  • In addition, the district offered a mini-grant program through which campuses could request additional district bilingual/ESL funds to support ELL programs. Requests had to be based on a needs assessment and aligned with a specific intervention plan. Grant expenditures were typically for resources, such as science kits, classroom libraries, technology, and software, or additional professional development not already provided by the district.
  • Access to administrative documents and a comprehensive set of resources for ELL program administration was made available through the department Web site (for details, see http://www.bisd.us/Bilingual_Education/).

Resources, Cost Components, and Sources of Funding:

This practice was implemented using Title III funds.

Literature Base:

Lessons Learned


  • Staff reported that due to the size of the district, the administrative guidelines were developed to send a clear message about the importance of fidelity of implementation of the bilingual program and to provide specific implementation guidance to principals, teachers, and bilingual specialists.

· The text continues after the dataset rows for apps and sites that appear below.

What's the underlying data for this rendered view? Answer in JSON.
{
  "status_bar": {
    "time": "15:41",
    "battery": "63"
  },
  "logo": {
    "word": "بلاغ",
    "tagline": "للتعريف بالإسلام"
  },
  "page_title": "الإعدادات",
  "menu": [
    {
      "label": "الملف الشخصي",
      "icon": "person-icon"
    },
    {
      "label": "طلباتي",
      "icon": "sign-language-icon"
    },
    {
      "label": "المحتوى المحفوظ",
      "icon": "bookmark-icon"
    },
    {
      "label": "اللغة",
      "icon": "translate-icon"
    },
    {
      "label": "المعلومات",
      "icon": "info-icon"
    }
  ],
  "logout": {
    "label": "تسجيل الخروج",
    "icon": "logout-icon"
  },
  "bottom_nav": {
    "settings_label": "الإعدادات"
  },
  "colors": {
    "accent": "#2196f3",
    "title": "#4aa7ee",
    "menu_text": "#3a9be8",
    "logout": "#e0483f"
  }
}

The board-approved guidelines assisted in garnering buy-in from district and campus leaders and sent a clear message about district priorities in improving support for ELLs.

Contact Information


Brownsville Independent School District
1900 Price Rd.
Brownsville, TX 78521

(956) 548-8000


End Notes

[1]For details on exit criteria, see  http://www.tea.state.tx.us/index2.aspx?id=4098

 [2]Texas Education Code (TEC)§29.052 defines a “Student of limited English proficiency (LEP) as a student whose primary language is other than English and whose English language skills are such that the student has difficulty performing ordinary class work in English.” TEC further requires that districts with an enrollment of 20 or more students of limited English proficiency in any language classification in the same grade level offer a bilingual education or special language program as follows: (1) bilingual education in kindergarten through the elementary grades; (2) bilingual education, instruction in English as a second language, or other transitional language instruction approved by the agency in post-elementary grades through Grade 8; and (3) instruction in English as a second language in Grades 9 through 12. The terms “English language learner” (ELL) and bilingual/ESL student are used in this summary interchangeably to refer to students participating in elementary LEP programs. State data for ELLs is reported using the term LEP.

[3] State averages are weighted averages based on the grade level(s) of the practice.